I am not much of a gamer, but I do like to play single player time management building games. The one I’m playing right now is Kingdom Chronicles 2. It is a typical game set in something of a Medieval type setting:  you collect resources, build farms, sawmills, quarries and diamond mines that produce additional resources that you use to clear roads and destroy enemies. It is a somewhat mindless diversion, but each level brings different challenges that require some strategy to solve. And, as it involves time, there is a reward for finishing quickly: you get three stars. (There are also points involved but I haven’t gotten that involved in how they work.) I go for the stars.

In Kingdom Chronicles 1, I was able to fairly easily earn three stars on my first try on each level. There were a couple later levels where a surprise part of the way through the level made me rethink my strategy and required a second try.  Finally, there were just a couple that sent me looking for cheats and video tutorials.

Kingdom Chronicles 2, on the other hand, has been much more challenging. At first, I stuck with my usual approach to playing: don’t move on until I’ve gotten three stars. But, even with the support of videos, I got stuck on a level.  I like the game, but playing the same level over and over with similar results was boring and I didn’t seem any closer to getting that third star.

So, I moved on. And I got two stars on the next level, and the next one, and pretty much every level since. I haven’t given up on that coveted third star, and  I’ve tried each one at least twice. For those where I seemed close, I may have watched a video or two.

Mostly, I just decided I wanted to play the game, and I was willing to settle for two stars. I wonder how this might apply to kids and school: we’ve all known kids who likes school, engage with classes, but don’t necessarily care about the grade. It is an external motivation that can take away the intrinsic joy of an activity.

Maybe some day, I’ll return and work on those three stars but for now, I’m settling for two and enjoying the game.


Relaxing With Minecraft

I am not much of a gamer but, for some reason, I find Minecraft very relaxing, even when I’m getting blown up and losing all my stuff.

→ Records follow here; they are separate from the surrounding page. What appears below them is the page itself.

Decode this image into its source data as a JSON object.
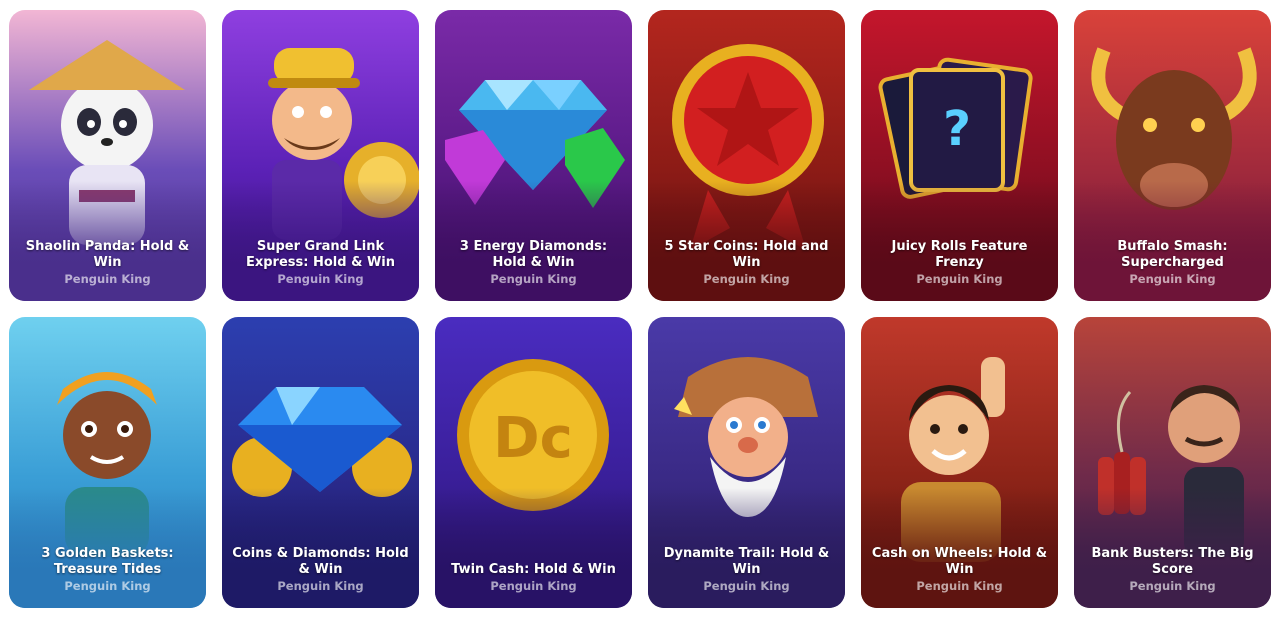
{
  "games": [
    {
      "title": "Shaolin Panda: Hold & Win",
      "provider": "Penguin King",
      "icon": "panda-monk-icon",
      "colors": [
        "#f2b6d4",
        "#6a4db8",
        "#4a2f8c"
      ]
    },
    {
      "title": "Super Grand Link Express: Hold & Win",
      "provider": "Penguin King",
      "icon": "train-conductor-icon",
      "colors": [
        "#8f3fe0",
        "#5b21b6",
        "#3b1580"
      ]
    },
    {
      "title": "3 Energy Diamonds: Hold & Win",
      "provider": "Penguin King",
      "icon": "diamonds-icon",
      "colors": [
        "#7a2aa8",
        "#5a1a86",
        "#3e0f62"
      ]
    },
    {
      "title": "5 Star Coins: Hold and Win",
      "provider": "Penguin King",
      "icon": "star-coin-icon",
      "colors": [
        "#b3261e",
        "#8c1b16",
        "#5e0f10"
      ]
    },
    {
      "title": "Juicy Rolls Feature Frenzy",
      "provider": "Penguin King",
      "icon": "mystery-cards-icon",
      "colors": [
        "#c4162c",
        "#8e0f22",
        "#5a0a18"
      ]
    },
    {
      "title": "Buffalo Smash: Supercharged",
      "provider": "Penguin King",
      "icon": "buffalo-icon",
      "colors": [
        "#d9423a",
        "#a12a3c",
        "#6e1438"
      ]
    },
    {
      "title": "3 Golden Baskets: Treasure Tides",
      "provider": "Penguin King",
      "icon": "girl-character-icon",
      "colors": [
        "#6fd0ef",
        "#3a9ed6",
        "#2a78b8"
      ]
    },
    {
      "title": "Coins & Diamonds: Hold & Win",
      "provider": "Penguin King",
      "icon": "blue-diamond-icon",
      "colors": [
        "#2c3fb0",
        "#2a2a8c",
        "#1e1a66"
      ]
    },
    {
      "title": "Twin Cash: Hold & Win",
      "provider": "Penguin King",
      "icon": "dc-coin-icon",
      "colors": [
        "#4a2cc0",
        "#3a1f9a",
        "#281266"
      ]
    },
    {
      "title": "Dynamite Trail: Hold & Win",
      "provider": "Penguin King",
      "icon": "miner-icon",
      "colors": [
        "#4a3aa8",
        "#3a2a86",
        "#2a1c5e"
      ]
    },
    {
      "title": "Cash on Wheels: Hold & Win",
      "provider": "Penguin King",
      "icon": "driver-icon",
      "colors": [
        "#c0392b",
        "#8e2418",
        "#5e1410"
      ]
    },
    {
      "title": "Bank Busters: The Big Score",
      "provider": "Penguin King",
      "icon": "dynamite-man-icon",
      "colors": [
        "#b8443a",
        "#6e2a4a",
        "#3e1f4a"
      ]
    }
  ]
}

It’s pretty easy to avoid dying, actually, but if you just want to build, you can switch into the creative mode that is safe and offers up all the inventory you could ever want. Miners are doing some amazing things with this game/tool. If you are only vaguely aware of Minecraft, the official site is a good starting point for learning more.

I don’t play all the time–I binge for a few days every couple months–but in this go round, which has lasted a few days, I am pretty enamored of the world where was I was spawned. Easy access to resources along with some interesting new features and items. Normally, I play for awhile and then lose interest and delete the world. But, I may keep this one around and stop in now and then.

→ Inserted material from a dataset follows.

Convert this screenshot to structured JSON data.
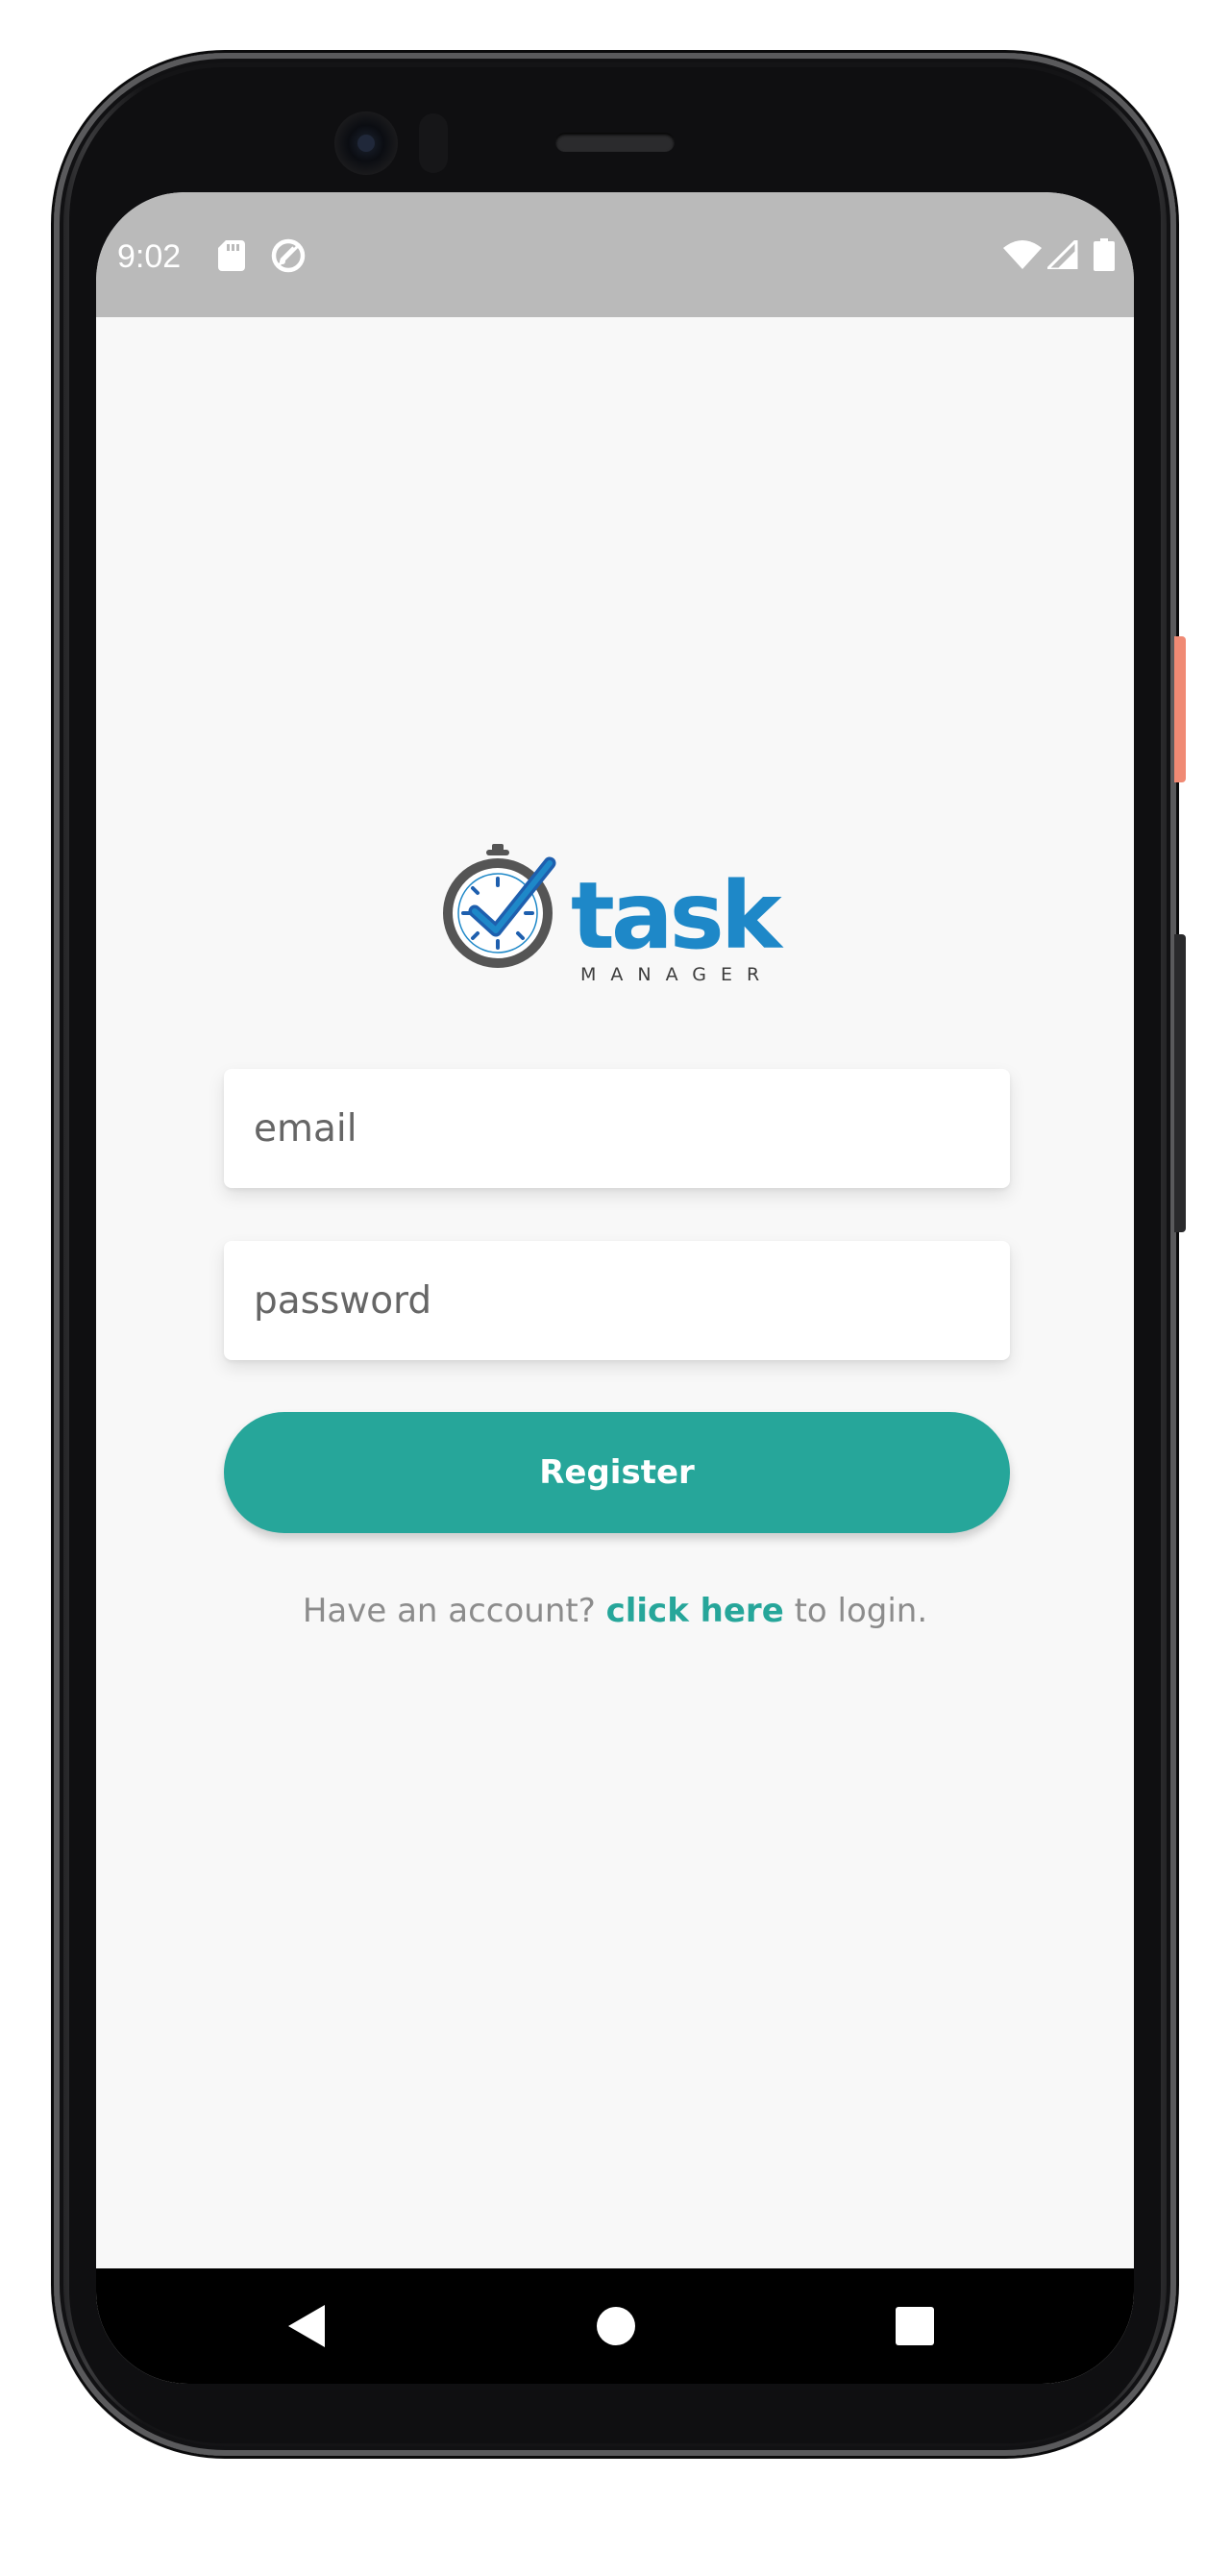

I was going to name this post Minecraft Mindfulness because playing the game has a flow-like quality that can shut out the rest of the world and focus my thoughts.

What do you do that others might see as “wasting time” but helps relax and focus your mind?

Revisiting a Favorite Game: Zoombinis

I cleaned up my iPad and found Zoombinis. This game was one of my favorites long ago, an I’ve written about playing it more recently.

I started up a new game and, thanks to a bit of vacation, got up to the more difficult levels pretty quickly. I decided to enlist an expert and found this great resource from Miss Norledge that links Zoombinis to maths. For now, I’m working through her advice about the Sneezing Cliffs and set theory, but I am looking forward to reading the rest of her tips.